Yeah I want to give myself some time to get the feel for the bike for sure, she has been a passenger before so she knows how to be a passenger and how to dress.Yes. First thing is for you to get used to riding your new machine by yourself, first. After you've got it down-pat and you know how it feels to operate with just yourself on it, then you can bring along a passenger. This is important. If it takes a few extra weeks before her riding with you, so be it.
If she's never been a passenger before on a bike take a couple of minutes and give her the boring yet necessary basics: How to get on/off, where to place her feet, how to lean with you, etc. Also how to dress.
For you, when moving at slow-to-no speeds you'll feel it being heavier so be aware of that. You'll find it may take an extra effort to keep it upright if you're stopping when the road is slanted to one side. Once moving it'll be fine. It may take a bit extra to accelerate/slow down or it may not depending on her size.
I once knew a gal that was 4'10" (maybe), 95lbs (maybe) soaking wet and even my 750 didn't know she was there. But until you get her on and feel the difference in how it handles there's not much more to tell you.
Great tips, especially like the shoulder rub one!My oldest daughter would ride with me quite often in the past, but as she went off to college 6 years ago, that fell by the wayside. now current GF loves to ride with me. She is about 160, but knows how to be an excellent passenger. (and believe me - there are good passengers and bad passengers). Outside of the braking, I really do not know she is back there. Even tho I knew she was a veteran passenger, I still went over the rules I tell anyone that I give a ride to. (note - we do not use a comm-headset)
1. get on/off the left side of bike, and only when I give you the thumbs up
2. do not move around in the seat when I am doing slow maneuvers; it's OK to adjust yourself in the seat when I'm at speed. but give me a double tap on back first so I know
3. lean with me in the curves
4. if you need to talk to me (lean forward to do so) just tap my shoulder twice
5. be a 2nd set of eyes for deer, etc for me. 2 sets of eyes are better than 1. If you see anything that you think I need to see, tap me several times on shoulder (on same side that i need to look) and point. I will find your point
6. I go over with her what everything is on the bike, so she knows what I am doing when she sees my hands and feet at work. just helps her prep better for changes in the ride
7. a small shoulder rub every 50 miles or so is mandatory LOL

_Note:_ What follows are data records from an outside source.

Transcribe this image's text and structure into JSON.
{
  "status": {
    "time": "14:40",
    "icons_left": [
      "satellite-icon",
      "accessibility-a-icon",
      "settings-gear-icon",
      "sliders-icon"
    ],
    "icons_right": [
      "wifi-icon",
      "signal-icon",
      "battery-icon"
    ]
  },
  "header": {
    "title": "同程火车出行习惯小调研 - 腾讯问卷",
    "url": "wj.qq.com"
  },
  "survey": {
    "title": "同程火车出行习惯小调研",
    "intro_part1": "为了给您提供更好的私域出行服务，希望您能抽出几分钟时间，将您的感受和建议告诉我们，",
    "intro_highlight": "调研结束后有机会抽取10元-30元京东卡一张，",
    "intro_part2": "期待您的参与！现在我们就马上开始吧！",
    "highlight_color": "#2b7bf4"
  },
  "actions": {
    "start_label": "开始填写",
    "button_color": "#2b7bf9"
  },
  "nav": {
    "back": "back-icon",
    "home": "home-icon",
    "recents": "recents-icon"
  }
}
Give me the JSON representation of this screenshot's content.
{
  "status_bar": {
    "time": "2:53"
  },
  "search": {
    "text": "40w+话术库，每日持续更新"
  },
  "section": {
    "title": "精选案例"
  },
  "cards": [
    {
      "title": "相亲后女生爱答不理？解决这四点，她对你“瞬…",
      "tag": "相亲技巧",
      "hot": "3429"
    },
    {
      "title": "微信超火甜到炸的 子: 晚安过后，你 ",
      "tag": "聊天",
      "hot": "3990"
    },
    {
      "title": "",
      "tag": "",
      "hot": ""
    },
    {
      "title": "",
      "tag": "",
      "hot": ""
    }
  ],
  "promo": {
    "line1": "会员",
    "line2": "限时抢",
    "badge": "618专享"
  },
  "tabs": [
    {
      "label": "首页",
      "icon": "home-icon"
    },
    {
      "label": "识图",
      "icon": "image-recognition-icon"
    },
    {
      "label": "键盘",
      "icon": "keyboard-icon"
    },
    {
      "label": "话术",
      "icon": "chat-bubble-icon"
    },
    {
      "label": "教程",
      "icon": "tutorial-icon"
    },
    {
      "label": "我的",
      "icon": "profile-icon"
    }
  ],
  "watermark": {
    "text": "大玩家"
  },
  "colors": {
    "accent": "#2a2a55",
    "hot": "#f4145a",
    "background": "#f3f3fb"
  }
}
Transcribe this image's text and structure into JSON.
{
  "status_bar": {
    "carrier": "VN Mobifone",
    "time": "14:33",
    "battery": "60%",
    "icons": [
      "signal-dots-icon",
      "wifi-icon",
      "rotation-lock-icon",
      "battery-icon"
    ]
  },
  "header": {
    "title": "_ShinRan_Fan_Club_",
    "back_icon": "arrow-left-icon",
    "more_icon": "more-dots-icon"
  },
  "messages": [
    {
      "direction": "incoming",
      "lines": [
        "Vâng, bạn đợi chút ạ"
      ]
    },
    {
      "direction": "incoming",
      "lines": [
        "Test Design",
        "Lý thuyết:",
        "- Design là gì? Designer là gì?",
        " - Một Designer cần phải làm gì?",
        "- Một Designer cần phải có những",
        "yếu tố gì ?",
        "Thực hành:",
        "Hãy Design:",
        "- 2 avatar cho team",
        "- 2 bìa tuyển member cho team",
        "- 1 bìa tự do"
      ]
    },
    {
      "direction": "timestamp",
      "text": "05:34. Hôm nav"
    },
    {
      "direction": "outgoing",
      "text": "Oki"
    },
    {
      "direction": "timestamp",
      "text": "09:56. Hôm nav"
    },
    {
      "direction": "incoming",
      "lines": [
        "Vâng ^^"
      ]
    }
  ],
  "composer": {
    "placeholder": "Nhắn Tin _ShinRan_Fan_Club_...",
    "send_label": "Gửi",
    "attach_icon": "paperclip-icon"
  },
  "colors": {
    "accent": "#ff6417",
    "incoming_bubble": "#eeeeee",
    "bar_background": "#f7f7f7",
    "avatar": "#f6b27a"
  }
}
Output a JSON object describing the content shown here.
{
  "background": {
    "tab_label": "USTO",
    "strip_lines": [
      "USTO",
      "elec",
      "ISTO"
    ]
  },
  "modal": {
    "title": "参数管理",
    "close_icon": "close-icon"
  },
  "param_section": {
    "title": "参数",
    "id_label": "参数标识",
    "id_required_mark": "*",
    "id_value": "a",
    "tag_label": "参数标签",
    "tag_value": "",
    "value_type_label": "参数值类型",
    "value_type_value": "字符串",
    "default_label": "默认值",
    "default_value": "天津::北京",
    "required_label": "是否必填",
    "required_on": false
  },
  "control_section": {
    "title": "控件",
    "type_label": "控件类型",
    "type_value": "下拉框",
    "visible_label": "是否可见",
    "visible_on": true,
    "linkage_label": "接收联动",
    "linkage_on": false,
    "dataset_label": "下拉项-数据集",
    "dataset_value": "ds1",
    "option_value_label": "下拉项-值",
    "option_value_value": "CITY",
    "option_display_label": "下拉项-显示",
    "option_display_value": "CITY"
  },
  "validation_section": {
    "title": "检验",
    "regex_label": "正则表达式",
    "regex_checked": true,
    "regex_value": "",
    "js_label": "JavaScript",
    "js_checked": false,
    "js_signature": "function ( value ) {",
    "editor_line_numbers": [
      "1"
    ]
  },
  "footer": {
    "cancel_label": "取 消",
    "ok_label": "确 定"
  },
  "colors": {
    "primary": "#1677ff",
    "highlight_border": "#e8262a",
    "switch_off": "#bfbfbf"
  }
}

real life - first time out take her to the nearest parking lot and practice slow maneuvers with her on bike. Get her use to this. Get a bit up to speed and practice hard braking so you both know what to expect when it has to happen. Then first road trip out, stay on secondary roads that are easy to navigate (minimal stop-lights and stop signs. lower traffic if possible). Allow her to get her confidence up and enjoy the ride for what it is! don't go out on a 2hour ride first time out. keep it to 30mins max and check if she wants to go more. Always communicate! work out your taps and hand signals if you do not have a comm-set. If I'm about to hit a bumpy area in road (transition from road to bridge and back) I double tap her left leg for example.
you will find a few more signals, etc that work for you as you go along
That's kind of the approach I was thinking of. My biggest fear is low speed maneuvers and dropping the bike with her on it.Yep. Like bearslayer said, get some more solo time. Once you feel ready, find an empty mall parking lot with plenty of open space and practice with her on the back. After a few practice runs, your anxiety should float away.